Cena took to Twitter yesterday, on Veterans Day, to announce that the donations did reach the $1 million milestone in just a little over a month. This means that $2 million in total will be donated after Cena's matching gift. You can see Cena's Twitter video below. Cena thanked fans for donating to help FitOps, which assists veterans in achieving personal trainer certification, and also wished all vets a happy Veterans Day. Cena said he was honored and humbled to announce that the goal was met.

Cena also spoke with Sports Illustrated about his partnership with FitOps. Cena said he was affected by the number of veterans who are committing suicide every day.

"I was hit pretty hard by the hard data about veterans committing suicide," Cena said. "These are people I look up to and respect, and to learn that nearly 20 veterans a day are killing themselves, that means the system is lacking in some way. It's not a flattering conversation, but it needs to be out in the open so we can address the issue."

He continued, "When I was hit with that information, especially concerning vets aged 30 and younger killing themselves, my immediate goal was to help. For me, it's important to let the people in the armed services know they stand above politics. They demand my respect. They're my heroes, and that's why I'm taking action with FitOps."

"I was upset that I wasn't doing all that I could to help, so I started using my presence to send this message out. Then I went to the FitOps camp to try to impact one person. And I still didn't think I was doing enough, so now I'm using my resources."

A big part of FitOps is rebuilding the sense of community and purpose that a lot of veterans lose when returning to civilian life. Cena said he can somewhat relate to that with his own experience away from WWE. Cena admitted he still misses WWE.

"I can vaguely relate with my own experience away from WWE," Cena said. "I'm so grateful to be doing some amazing things right now, but I still miss WWE and still ask myself, 'Who am I?' when I am not active with WWE. My identity was so closely tied to WWE for so long. So, even if it's apples to oranges, I can understand that sense of fraternity in the military. That's why I am so passionate about FitOps. It's a way to remind veterans that they are valuable, that they have a purpose. And they have that community. That is really important in our battle against that number 20, doing everything we can to bring it lower."
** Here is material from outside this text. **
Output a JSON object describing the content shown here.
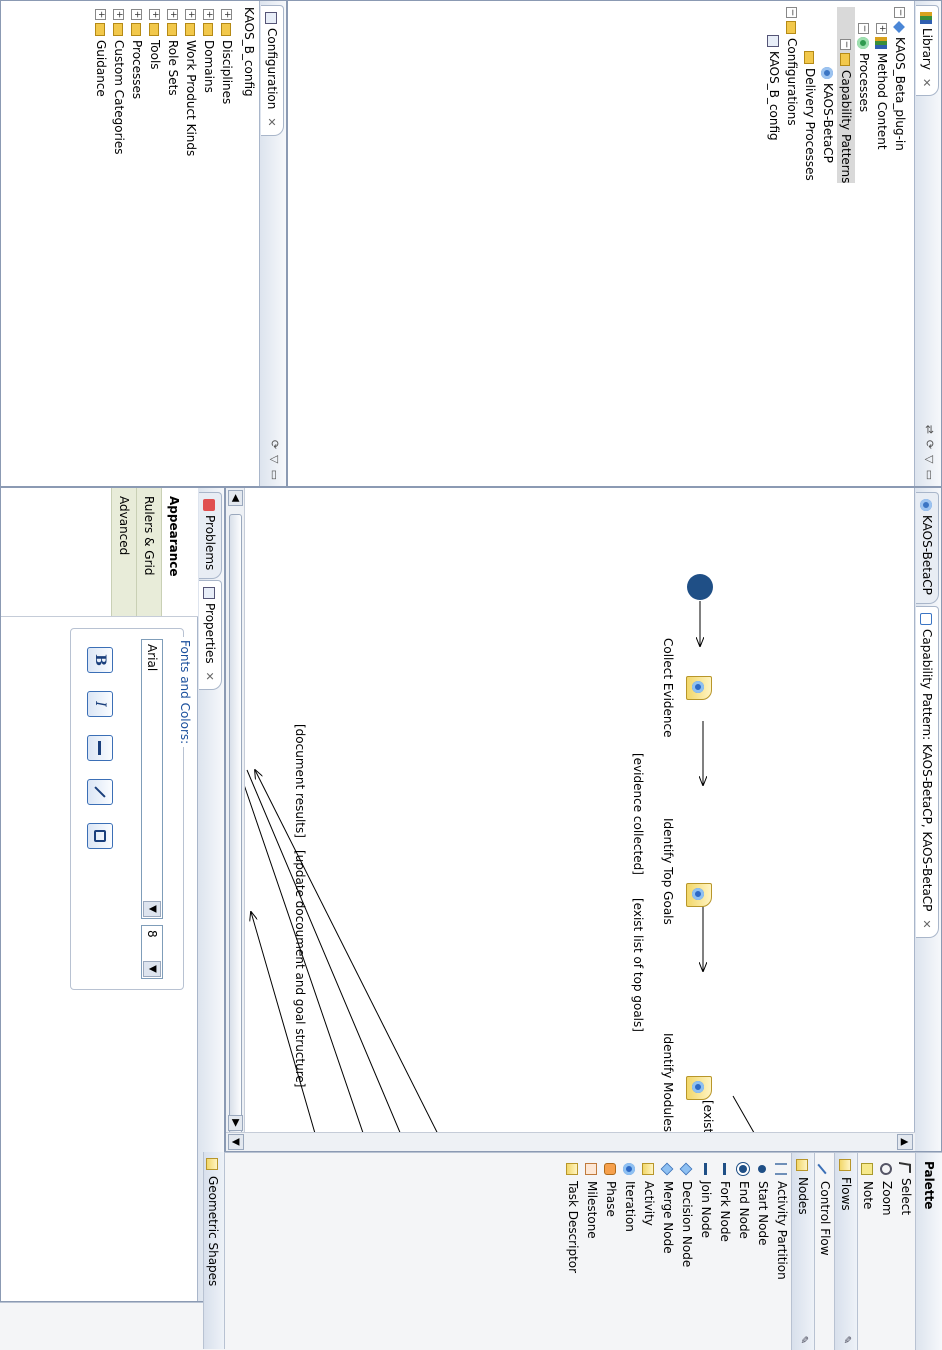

We recently noted at this link that Randy Orton took to Instagram and issued a WrestleMania 36 challenge to Cena, something he also did for The Rock recently. Cena said he wasn't aware of Orton's Instagram post, but he doesn't plan on missing the Grandest Stage of Them All in 2020.

"I wasn't even aware of that," Cena said of Orton's challenge. "I never make the matches, I'm just grateful to be able to perform in WWE. Every day away from it, I miss it more and more and more. I'm becoming more honest with myself about how much I miss it. I'm very eager to get back into a WWE ring soon.

"And on the subject of WrestleMania, I can tell you this—I haven't missed a WrestleMania since my first appearance at WrestleMania 19, and I do not plan to miss a WrestleMania for decades to come."

You can see Cena's video on the FitOps donation below: